You are likely at a critical time in your leadership journey. We are emerging from the devastations of a pandemic. The organization you lead needs to be supercharged, perhaps resurrected, certainly inspired and rallied, and maybe even rebranded. You likely need a fresh way of understanding yourself and your firm in order to thrive in the days that are coming.
I want to recommend using a tool you already have in your toolbox: story.
Much of the problem in our fast-paced leadership lives is that we see reality and we present reality in bits and pieces. We offer data, not information. We grasp facts, but not knowledge. In short, we often don’t have a handle on the narrative arc, the tale, the broad meaning that thinking in terms of story would give us.
I urge every leader I know to tell me their story and the story of their firm in a fairly tight narrative. Most can’t. It means they don’t see the big picture, they haven’t grasped the “plot” of their lives and of their firm’s forward movement. This hurts them. It leaves them frustrated with partial understanding of who they are and what they are about. It also hinders their ability to communicate their purpose.
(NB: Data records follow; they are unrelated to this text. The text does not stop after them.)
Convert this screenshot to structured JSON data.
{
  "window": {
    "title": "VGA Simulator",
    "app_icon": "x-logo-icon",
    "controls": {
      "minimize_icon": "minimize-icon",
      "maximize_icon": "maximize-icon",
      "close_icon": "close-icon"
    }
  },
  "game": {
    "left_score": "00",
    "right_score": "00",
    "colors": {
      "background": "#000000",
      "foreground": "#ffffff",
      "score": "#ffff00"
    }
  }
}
Story is what is often missing. The narrative. The plot. The arc of your history and that of your firm. Do you know it? Can you tell it? Put another way, can you movingly recount the drama of who you are and what your firm is accomplishing in the world?
Story is important because it is the best way for human beings to organize information. Also, brain scientists now tell us that absorbing information through story taxes the brain less than absorbing facts any other way. Meaning is taken in the most effortless way, understood more fully, and retained longer when it is embedded in story.
Great leaders have understood this. Think of Reagan. Think of Churchill.
I want you to start thinking in terms of story in what you do. And get some help. I recommend StoryBrand, a firm my friend Don Miller (Blue Like Jazz author) has founded and which has become tremendously successful in getting leaders to use story. I have, by the way, no financial connection to StoryBrand, nor does Don know I’m urging you his way. I’m trying to help you, not sell a product.
StoryBrand will tell you that there are seven basic parts of most stories and thus most movie plots or novel arcs.
There is a character. We’ll call this person the hero.
He or She has a problem.
They meet a guide.
Who gives them a plan.
And calls them to action
That results in failure…
Don’s firm helps people at every level—PR execs, politicians, authors, scriptwriters, etc.—think in terms of this time-honored narrative structure. It changes them. Makes them understand themselves differently. Makes them communicate more powerfully. Allows them to inspire, motivate, inform—and rise!
Whether you take advantage of the StoryBrand mentoring or not, get good at story and the kind of story that identifies purpose, destiny, mission, and meaning. You are going to need this powerful tool to take yourself and your firm where you need to go now.